● **HOW TO COMPLETE THIS TASK**: The response should consist of the listing, repeated word for word.

● **DATA TO EXAMINE**:

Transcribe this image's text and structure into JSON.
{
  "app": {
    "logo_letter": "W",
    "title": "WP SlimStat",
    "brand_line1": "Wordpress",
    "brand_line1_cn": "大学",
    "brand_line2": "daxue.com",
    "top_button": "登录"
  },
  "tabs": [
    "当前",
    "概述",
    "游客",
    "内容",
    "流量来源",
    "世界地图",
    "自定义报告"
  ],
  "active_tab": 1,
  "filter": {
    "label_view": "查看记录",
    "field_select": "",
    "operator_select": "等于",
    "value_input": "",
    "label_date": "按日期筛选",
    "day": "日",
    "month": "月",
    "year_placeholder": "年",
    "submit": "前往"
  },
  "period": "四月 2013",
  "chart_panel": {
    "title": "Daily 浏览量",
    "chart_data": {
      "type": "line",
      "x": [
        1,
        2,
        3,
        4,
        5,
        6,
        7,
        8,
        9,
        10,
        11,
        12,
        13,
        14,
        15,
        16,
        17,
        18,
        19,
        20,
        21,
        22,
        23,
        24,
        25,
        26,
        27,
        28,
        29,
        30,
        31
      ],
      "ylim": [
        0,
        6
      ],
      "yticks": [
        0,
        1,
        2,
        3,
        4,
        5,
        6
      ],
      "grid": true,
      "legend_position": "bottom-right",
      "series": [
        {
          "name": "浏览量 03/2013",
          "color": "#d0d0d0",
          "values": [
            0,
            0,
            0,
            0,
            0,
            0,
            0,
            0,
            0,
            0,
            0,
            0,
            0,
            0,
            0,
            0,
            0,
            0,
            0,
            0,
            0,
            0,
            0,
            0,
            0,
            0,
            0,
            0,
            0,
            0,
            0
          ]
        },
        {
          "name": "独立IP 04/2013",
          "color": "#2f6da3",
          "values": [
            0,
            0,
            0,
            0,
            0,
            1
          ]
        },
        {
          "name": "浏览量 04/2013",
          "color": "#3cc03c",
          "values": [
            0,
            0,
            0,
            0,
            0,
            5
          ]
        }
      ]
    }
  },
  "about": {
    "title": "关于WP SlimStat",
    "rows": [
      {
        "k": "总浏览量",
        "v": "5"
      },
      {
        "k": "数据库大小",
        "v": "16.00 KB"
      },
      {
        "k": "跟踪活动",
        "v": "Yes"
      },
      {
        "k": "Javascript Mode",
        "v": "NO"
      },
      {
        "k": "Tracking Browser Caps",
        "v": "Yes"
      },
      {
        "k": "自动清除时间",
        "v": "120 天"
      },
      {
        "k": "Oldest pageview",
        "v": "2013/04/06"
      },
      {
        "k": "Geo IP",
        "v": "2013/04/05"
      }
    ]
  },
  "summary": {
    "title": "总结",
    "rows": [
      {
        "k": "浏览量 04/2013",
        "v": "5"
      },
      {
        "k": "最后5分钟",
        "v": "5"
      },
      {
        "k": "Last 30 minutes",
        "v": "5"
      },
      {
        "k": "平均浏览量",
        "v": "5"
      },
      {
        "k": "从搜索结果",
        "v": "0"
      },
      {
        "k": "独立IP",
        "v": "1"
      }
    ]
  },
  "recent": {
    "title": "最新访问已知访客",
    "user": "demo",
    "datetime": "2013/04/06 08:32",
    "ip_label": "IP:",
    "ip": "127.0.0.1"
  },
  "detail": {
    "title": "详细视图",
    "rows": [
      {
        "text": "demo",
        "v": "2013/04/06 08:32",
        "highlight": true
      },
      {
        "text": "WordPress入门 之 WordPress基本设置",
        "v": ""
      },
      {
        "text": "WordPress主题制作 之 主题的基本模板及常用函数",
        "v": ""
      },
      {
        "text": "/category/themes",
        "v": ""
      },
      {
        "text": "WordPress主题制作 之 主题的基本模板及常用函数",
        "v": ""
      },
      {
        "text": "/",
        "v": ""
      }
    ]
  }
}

● **OUTPUT OF THE TASK**:
Transcribe this image's text and structure into JSON.
{
  "app": {
    "logo_letter": "W",
    "title": "WP SlimStat",
    "brand_line1": "Wordpress",
    "brand_line1_cn": "大学",
    "brand_line2": "daxue.com",
    "top_button": "登录"
  },
  "tabs": [
    "当前",
    "概述",
    "游客",
    "内容",
    "流量来源",
    "世界地图",
    "自定义报告"
  ],
  "active_tab": 1,
  "filter": {
    "label_view": "查看记录",
    "field_select": "",
    "operator_select": "等于",
    "value_input": "",
    "label_date": "按日期筛选",
    "day": "日",
    "month": "月",
    "year_placeholder": "年",
    "submit": "前往"
  },
  "period": "四月 2013",
  "chart_panel": {
    "title": "Daily 浏览量",
    "chart_data": {
      "type": "line",
      "x": [
        1,
        2,
        3,
        4,
        5,
        6,
        7,
        8,
        9,
        10,
        11,
        12,
        13,
        14,
        15,
        16,
        17,
        18,
        19,
        20,
        21,
        22,
        23,
        24,
        25,
        26,
        27,
        28,
        29,
        30,
        31
      ],
      "ylim": [
        0,
        6
      ],
      "yticks": [
        0,
        1,
        2,
        3,
        4,
        5,
        6
      ],
      "grid": true,
      "legend_position": "bottom-right",
      "series": [
        {
          "name": "浏览量 03/2013",
          "color": "#d0d0d0",
          "values": [
            0,
            0,
            0,
            0,
            0,
            0,
            0,
            0,
            0,
            0,
            0,
            0,
            0,
            0,
            0,
            0,
            0,
            0,
            0,
            0,
            0,
            0,
            0,
            0,
            0,
            0,
            0,
            0,
            0,
            0,
            0
          ]
        },
        {
          "name": "独立IP 04/2013",
          "color": "#2f6da3",
          "values": [
            0,
            0,
            0,
            0,
            0,
            1
          ]
        },
        {
          "name": "浏览量 04/2013",
          "color": "#3cc03c",
          "values": [
            0,
            0,
            0,
            0,
            0,
            5
          ]
        }
      ]
    }
  },
  "about": {
    "title": "关于WP SlimStat",
    "rows": [
      {
        "k": "总浏览量",
        "v": "5"
      },
      {
        "k": "数据库大小",
        "v": "16.00 KB"
      },
      {
        "k": "跟踪活动",
        "v": "Yes"
      },
      {
        "k": "Javascript Mode",
        "v": "NO"
      },
      {
        "k": "Tracking Browser Caps",
        "v": "Yes"
      },
      {
        "k": "自动清除时间",
        "v": "120 天"
      },
      {
        "k": "Oldest pageview",
        "v": "2013/04/06"
      },
      {
        "k": "Geo IP",
        "v": "2013/04/05"
      }
    ]
  },
  "summary": {
    "title": "总结",
    "rows": [
      {
        "k": "浏览量 04/2013",
        "v": "5"
      },
      {
        "k": "最后5分钟",
        "v": "5"
      },
      {
        "k": "Last 30 minutes",
        "v": "5"
      },
      {
        "k": "平均浏览量",
        "v": "5"
      },
      {
        "k": "从搜索结果",
        "v": "0"
      },
      {
        "k": "独立IP",
        "v": "1"
      }
    ]
  },
  "recent": {
    "title": "最新访问已知访客",
    "user": "demo",
    "datetime": "2013/04/06 08:32",
    "ip_label": "IP:",
    "ip": "127.0.0.1"
  },
  "detail": {
    "title": "详细视图",
    "rows": [
      {
        "text": "demo",
        "v": "2013/04/06 08:32",
        "highlight": true
      },
      {
        "text": "WordPress入门 之 WordPress基本设置",
        "v": ""
      },
      {
        "text": "WordPress主题制作 之 主题的基本模板及常用函数",
        "v": ""
      },
      {
        "text": "/category/themes",
        "v": ""
      },
      {
        "text": "WordPress主题制作 之 主题的基本模板及常用函数",
        "v": ""
      },
      {
        "text": "/",
        "v": ""
      }
    ]
  }
}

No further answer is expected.